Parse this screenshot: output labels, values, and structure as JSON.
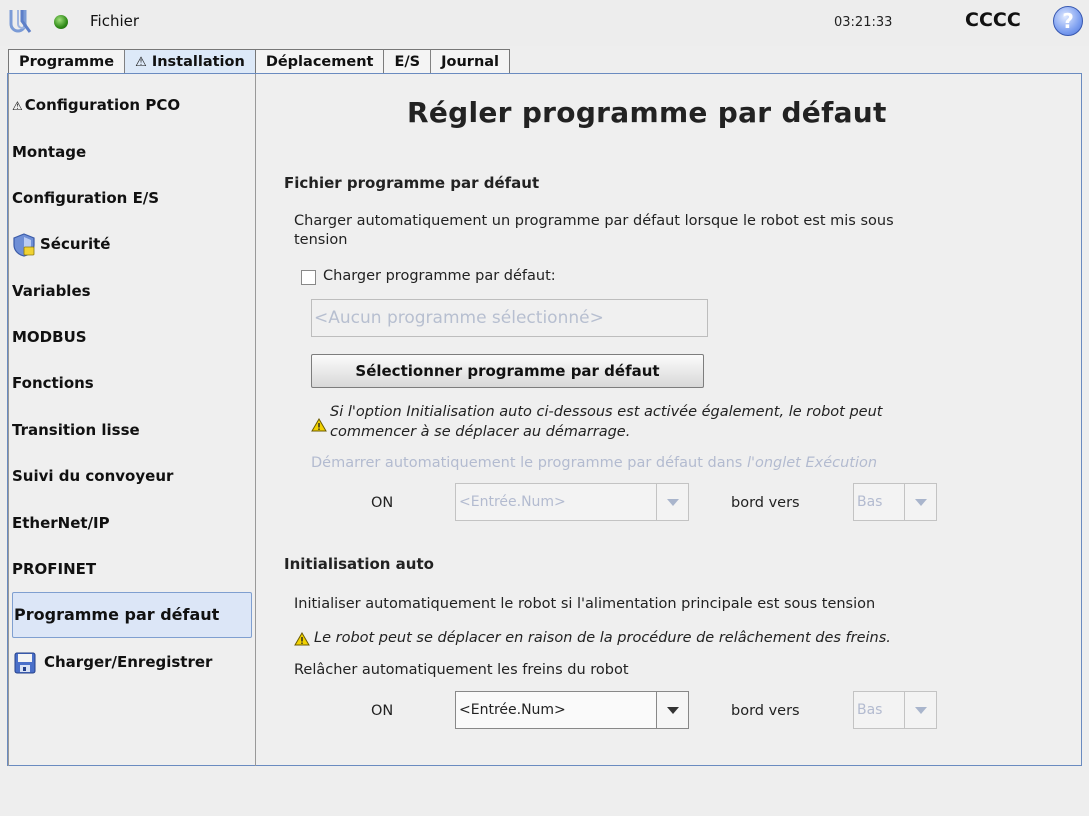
{
  "header": {
    "file_menu": "Fichier",
    "clock": "03:21:33",
    "robot_name": "CCCC",
    "help": "?"
  },
  "tabs": [
    {
      "label": "Programme"
    },
    {
      "label": "Installation",
      "warning": true
    },
    {
      "label": "Déplacement"
    },
    {
      "label": "E/S"
    },
    {
      "label": "Journal"
    }
  ],
  "sidebar": {
    "items": [
      {
        "label": "Configuration PCO",
        "icon": "warning-icon"
      },
      {
        "label": "Montage"
      },
      {
        "label": "Configuration E/S"
      },
      {
        "label": "Sécurité",
        "icon": "shield-icon"
      },
      {
        "label": "Variables"
      },
      {
        "label": "MODBUS"
      },
      {
        "label": "Fonctions"
      },
      {
        "label": "Transition lisse"
      },
      {
        "label": "Suivi du convoyeur"
      },
      {
        "label": "EtherNet/IP"
      },
      {
        "label": "PROFINET"
      },
      {
        "label": "Programme par défaut",
        "active": true
      },
      {
        "label": "Charger/Enregistrer",
        "icon": "floppy-disk-icon"
      }
    ]
  },
  "main": {
    "title": "Régler programme par défaut",
    "default_file": {
      "section_title": "Fichier programme par défaut",
      "description_line1": "Charger automatiquement un programme par défaut lorsque le robot est mis sous",
      "description_line2": "tension",
      "checkbox_label": "Charger programme par défaut:",
      "checkbox_checked": false,
      "program_field": "<Aucun programme sélectionné>",
      "select_button": "Sélectionner programme par défaut",
      "warning_line1": "Si l'option Initialisation auto ci-dessous est activée également, le robot peut",
      "warning_line2": "commencer à se déplacer au démarrage.",
      "autostart_text": "Démarrer automatiquement le programme par défaut dans ",
      "autostart_italic": "l'onglet Exécution",
      "on_label": "ON",
      "input_select": "<Entrée.Num>",
      "edge_label": "bord vers",
      "edge_select": "Bas"
    },
    "auto_init": {
      "section_title": "Initialisation auto",
      "description": "Initialiser automatiquement le robot si l'alimentation principale est sous tension",
      "warning": "Le robot peut se déplacer en raison de la procédure de relâchement des freins.",
      "brake_release_label": "Relâcher automatiquement les freins du robot",
      "on_label": "ON",
      "input_select": "<Entrée.Num>",
      "edge_label": "bord vers",
      "edge_select": "Bas"
    }
  },
  "colors": {
    "active_tab": "#dde9f8",
    "frame_border": "#6a8bc0",
    "disabled_text": "#b3bbd0",
    "warning_yellow": "#f2d200"
  }
}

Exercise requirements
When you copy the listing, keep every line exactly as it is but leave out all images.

Written reply
Parse this screenshot: output labels, values, and structure as JSON.
{
  "header": {
    "file_menu": "Fichier",
    "clock": "03:21:33",
    "robot_name": "CCCC",
    "help": "?"
  },
  "tabs": [
    {
      "label": "Programme"
    },
    {
      "label": "Installation",
      "warning": true
    },
    {
      "label": "Déplacement"
    },
    {
      "label": "E/S"
    },
    {
      "label": "Journal"
    }
  ],
  "sidebar": {
    "items": [
      {
        "label": "Configuration PCO",
        "icon": "warning-icon"
      },
      {
        "label": "Montage"
      },
      {
        "label": "Configuration E/S"
      },
      {
        "label": "Sécurité",
        "icon": "shield-icon"
      },
      {
        "label": "Variables"
      },
      {
        "label": "MODBUS"
      },
      {
        "label": "Fonctions"
      },
      {
        "label": "Transition lisse"
      },
      {
        "label": "Suivi du convoyeur"
      },
      {
        "label": "EtherNet/IP"
      },
      {
        "label": "PROFINET"
      },
      {
        "label": "Programme par défaut",
        "active": true
      },
      {
        "label": "Charger/Enregistrer",
        "icon": "floppy-disk-icon"
      }
    ]
  },
  "main": {
    "title": "Régler programme par défaut",
    "default_file": {
      "section_title": "Fichier programme par défaut",
      "description_line1": "Charger automatiquement un programme par défaut lorsque le robot est mis sous",
      "description_line2": "tension",
      "checkbox_label": "Charger programme par défaut:",
      "checkbox_checked": false,
      "program_field": "<Aucun programme sélectionné>",
      "select_button": "Sélectionner programme par défaut",
      "warning_line1": "Si l'option Initialisation auto ci-dessous est activée également, le robot peut",
      "warning_line2": "commencer à se déplacer au démarrage.",
      "autostart_text": "Démarrer automatiquement le programme par défaut dans ",
      "autostart_italic": "l'onglet Exécution",
      "on_label": "ON",
      "input_select": "<Entrée.Num>",
      "edge_label": "bord vers",
      "edge_select": "Bas"
    },
    "auto_init": {
      "section_title": "Initialisation auto",
      "description": "Initialiser automatiquement le robot si l'alimentation principale est sous tension",
      "warning": "Le robot peut se déplacer en raison de la procédure de relâchement des freins.",
      "brake_release_label": "Relâcher automatiquement les freins du robot",
      "on_label": "ON",
      "input_select": "<Entrée.Num>",
      "edge_label": "bord vers",
      "edge_select": "Bas"
    }
  },
  "colors": {
    "active_tab": "#dde9f8",
    "frame_border": "#6a8bc0",
    "disabled_text": "#b3bbd0",
    "warning_yellow": "#f2d200"
  }
}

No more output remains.